The state should distinguish between the preparation of middle school and elementary teachers. This goal was reorganized in 2017.
Although Minnesota's elementary license is typically valid for grades K-6, teacher candidates may teach grades 7 and 8 if they are in
self-contained classrooms. Those seeking the elementary license are only required to pass the general content test for elementary education, in which subscores are
not provided. Therefore, there is no assurance that all middle school
teachers will have sufficient knowledge in each subject they teach.
Minnesota also offers the following middle-level endorsements to teach grades 5-8 for: communication arts and literature, mathematics, social studies and general science.
Prepare middle school teachers to teach middle school.
Minnesota should not allow middle school teachers to teach on a generalist license that does not differentiate between the preparation of middle school teachers and that of elementary teachers.
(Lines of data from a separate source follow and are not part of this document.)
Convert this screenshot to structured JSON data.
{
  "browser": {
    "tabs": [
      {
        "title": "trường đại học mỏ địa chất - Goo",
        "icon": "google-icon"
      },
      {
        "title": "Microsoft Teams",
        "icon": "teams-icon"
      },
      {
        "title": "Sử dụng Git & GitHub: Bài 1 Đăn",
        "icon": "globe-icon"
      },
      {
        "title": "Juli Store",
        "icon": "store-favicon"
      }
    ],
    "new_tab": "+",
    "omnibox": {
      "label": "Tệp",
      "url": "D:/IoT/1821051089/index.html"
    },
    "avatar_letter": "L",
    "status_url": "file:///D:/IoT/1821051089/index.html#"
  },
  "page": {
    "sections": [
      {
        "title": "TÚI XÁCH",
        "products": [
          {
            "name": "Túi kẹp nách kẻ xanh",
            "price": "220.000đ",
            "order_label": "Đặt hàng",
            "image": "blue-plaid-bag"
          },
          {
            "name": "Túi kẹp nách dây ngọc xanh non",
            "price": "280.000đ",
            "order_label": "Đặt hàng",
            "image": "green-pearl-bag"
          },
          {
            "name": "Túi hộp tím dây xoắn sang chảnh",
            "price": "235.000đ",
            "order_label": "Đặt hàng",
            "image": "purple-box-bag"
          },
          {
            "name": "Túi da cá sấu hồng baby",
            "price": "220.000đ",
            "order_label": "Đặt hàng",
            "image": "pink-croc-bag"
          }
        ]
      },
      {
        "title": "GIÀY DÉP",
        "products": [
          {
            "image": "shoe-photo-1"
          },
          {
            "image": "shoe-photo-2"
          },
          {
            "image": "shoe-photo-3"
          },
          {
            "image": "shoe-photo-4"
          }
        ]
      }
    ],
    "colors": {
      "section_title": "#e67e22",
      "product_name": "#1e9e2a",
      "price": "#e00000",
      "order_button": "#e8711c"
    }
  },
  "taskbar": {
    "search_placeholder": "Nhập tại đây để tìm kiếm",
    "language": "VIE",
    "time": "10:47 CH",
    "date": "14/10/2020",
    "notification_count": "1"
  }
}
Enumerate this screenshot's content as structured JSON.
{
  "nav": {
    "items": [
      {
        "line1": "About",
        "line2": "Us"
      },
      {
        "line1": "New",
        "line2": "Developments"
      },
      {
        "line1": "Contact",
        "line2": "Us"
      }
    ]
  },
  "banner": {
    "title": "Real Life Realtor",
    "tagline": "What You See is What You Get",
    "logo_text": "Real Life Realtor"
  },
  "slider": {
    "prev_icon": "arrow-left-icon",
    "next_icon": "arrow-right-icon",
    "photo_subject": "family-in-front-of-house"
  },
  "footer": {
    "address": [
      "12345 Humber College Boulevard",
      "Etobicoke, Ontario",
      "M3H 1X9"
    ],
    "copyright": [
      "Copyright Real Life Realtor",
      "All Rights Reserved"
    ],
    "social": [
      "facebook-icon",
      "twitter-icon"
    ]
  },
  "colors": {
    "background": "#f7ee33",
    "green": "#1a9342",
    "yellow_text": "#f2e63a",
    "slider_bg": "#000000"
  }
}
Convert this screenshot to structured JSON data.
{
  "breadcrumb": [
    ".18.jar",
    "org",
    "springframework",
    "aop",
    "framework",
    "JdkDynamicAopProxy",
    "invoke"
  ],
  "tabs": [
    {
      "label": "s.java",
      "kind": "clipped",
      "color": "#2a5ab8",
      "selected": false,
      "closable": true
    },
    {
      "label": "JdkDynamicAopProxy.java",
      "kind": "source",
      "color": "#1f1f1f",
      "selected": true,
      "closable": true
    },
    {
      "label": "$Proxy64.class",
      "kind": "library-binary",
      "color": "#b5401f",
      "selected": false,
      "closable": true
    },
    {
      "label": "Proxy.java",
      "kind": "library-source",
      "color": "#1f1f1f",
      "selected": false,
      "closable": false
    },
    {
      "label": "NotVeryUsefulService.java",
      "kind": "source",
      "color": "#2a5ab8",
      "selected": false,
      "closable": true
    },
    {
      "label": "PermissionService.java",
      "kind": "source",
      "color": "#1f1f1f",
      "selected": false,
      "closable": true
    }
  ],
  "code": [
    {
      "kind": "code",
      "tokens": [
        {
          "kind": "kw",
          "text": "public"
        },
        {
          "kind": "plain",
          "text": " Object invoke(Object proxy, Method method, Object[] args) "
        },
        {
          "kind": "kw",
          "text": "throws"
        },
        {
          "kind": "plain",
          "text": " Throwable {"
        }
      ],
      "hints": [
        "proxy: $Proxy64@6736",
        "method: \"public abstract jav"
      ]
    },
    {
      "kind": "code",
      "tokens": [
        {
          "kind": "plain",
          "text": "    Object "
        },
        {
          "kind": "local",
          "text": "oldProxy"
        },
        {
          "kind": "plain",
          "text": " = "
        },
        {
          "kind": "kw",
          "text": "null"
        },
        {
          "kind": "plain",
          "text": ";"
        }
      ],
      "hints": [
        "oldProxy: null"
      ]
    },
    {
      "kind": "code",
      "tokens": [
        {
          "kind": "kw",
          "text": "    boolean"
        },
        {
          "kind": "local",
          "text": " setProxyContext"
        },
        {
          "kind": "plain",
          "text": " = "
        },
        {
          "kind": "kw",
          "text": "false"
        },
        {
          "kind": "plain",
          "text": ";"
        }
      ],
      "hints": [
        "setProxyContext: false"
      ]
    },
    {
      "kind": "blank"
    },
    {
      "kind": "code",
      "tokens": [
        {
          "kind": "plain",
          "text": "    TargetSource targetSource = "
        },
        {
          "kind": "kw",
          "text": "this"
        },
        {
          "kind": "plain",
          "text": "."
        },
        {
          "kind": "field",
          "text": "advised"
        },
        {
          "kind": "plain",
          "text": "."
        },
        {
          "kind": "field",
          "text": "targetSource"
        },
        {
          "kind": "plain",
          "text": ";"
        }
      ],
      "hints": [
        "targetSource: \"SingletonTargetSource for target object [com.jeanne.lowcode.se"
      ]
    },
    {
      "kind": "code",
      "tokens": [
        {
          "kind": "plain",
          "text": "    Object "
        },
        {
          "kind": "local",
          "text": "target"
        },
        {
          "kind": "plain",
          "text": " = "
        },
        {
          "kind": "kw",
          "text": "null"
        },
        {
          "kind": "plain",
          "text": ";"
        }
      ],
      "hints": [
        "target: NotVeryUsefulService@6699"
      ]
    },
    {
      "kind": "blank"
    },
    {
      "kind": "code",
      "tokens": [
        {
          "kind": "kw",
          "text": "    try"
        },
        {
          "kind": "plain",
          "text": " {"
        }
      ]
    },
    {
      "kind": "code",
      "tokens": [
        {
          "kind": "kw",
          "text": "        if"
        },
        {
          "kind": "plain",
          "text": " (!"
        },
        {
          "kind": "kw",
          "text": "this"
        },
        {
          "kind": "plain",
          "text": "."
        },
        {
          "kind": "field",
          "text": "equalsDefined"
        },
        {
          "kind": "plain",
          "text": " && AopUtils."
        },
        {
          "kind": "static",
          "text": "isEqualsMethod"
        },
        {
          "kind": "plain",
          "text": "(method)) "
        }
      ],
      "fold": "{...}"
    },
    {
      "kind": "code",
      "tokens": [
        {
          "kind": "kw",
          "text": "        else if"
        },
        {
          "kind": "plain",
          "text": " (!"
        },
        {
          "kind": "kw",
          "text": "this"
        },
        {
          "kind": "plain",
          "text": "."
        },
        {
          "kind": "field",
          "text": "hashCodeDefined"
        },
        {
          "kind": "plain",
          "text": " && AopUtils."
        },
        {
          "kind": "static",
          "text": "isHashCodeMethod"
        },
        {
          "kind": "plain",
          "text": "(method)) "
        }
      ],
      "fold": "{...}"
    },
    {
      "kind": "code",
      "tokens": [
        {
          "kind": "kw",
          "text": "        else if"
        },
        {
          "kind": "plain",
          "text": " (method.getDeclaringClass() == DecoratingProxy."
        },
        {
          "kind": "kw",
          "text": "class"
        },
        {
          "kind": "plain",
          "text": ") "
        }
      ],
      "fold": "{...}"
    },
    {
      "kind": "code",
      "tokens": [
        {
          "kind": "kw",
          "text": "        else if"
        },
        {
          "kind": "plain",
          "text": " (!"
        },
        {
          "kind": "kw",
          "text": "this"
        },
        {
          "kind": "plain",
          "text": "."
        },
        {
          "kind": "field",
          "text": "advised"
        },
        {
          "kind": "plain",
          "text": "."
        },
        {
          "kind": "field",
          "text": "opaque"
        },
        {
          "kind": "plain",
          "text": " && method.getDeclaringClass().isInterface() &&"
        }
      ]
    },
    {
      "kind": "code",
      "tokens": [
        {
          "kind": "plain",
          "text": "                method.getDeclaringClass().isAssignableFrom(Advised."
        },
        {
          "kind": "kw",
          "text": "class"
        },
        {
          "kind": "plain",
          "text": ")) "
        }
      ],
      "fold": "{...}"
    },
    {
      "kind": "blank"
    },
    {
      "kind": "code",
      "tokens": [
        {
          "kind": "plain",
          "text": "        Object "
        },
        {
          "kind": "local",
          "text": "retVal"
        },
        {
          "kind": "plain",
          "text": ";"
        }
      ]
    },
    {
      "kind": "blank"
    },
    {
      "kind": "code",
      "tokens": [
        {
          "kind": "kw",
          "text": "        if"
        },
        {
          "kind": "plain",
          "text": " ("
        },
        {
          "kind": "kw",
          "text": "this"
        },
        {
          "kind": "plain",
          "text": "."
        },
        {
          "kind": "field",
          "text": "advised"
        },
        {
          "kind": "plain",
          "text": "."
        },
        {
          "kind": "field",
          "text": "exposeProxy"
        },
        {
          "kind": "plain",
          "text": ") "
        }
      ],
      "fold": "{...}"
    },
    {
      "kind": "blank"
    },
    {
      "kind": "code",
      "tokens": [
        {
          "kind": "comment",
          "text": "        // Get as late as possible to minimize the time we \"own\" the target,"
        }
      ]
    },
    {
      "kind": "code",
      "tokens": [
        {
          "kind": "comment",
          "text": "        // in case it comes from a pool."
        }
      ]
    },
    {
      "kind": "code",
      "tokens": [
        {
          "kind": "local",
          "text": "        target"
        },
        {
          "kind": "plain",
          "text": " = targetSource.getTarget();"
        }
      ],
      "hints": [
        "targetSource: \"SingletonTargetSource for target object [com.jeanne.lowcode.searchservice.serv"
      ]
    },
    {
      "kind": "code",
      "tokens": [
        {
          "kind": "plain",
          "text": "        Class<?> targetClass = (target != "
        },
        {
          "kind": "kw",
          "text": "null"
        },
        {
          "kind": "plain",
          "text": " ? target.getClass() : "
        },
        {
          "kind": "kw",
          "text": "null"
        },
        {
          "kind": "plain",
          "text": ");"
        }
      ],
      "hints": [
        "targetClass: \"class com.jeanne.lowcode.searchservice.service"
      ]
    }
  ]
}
These teachers are less likely to be adequately prepared to teach core academic areas at the middle school level because their preparation requirements are not specific to the middle or secondary levels, and they need not pass a subject-matter test in each subject they teach. Minnesota should ensure that students in grades 7 and 8 have teachers who are appropriately prepared to teach grade-level content.
Require content testing in all core areas.
Minnesota should require subject-matter testing for all middle school teacher candidates in every core academic area they intend to teach as a condition of initial licensure. The state's policy of only requiring middle school teachers who teach multiple subjects to take the same subject-matter test as elementary teachers is simply not adequate. Minnesota should set its passing scores to reflect high levels of performance to ensure meaningful middle school content tests.
Minnesota declined to respond to NCTQ's analyses.
3B: Middle School Licensure Deficiencies
Middle school grades are critical years of schooling. It is in these years that far too many students fall through the cracks. However, requirements for the preparation and licensure of middle school teachers can be especially problematic. States need to distinguish the knowledge and skills needed by middle school teachers from those needed by an elementary teacher. Whether teaching a single subject in a departmentalized setting or teaching multiple subjects in a self-contained setting, middle school teachers must be able to teach significantly more advanced content than elementary teachers. In order to do so, middle school teachers must be deeply knowledgeable about every subject they will be licensed to teach, and able to pass a licensing test in every core subject to demonstrate this knowledge. The notion that someone should be identically prepared to teach first grade or eighth grade mathematics seems ridiculous, but states that license teachers on a K-8 generalist certificate essentially endorse this idea.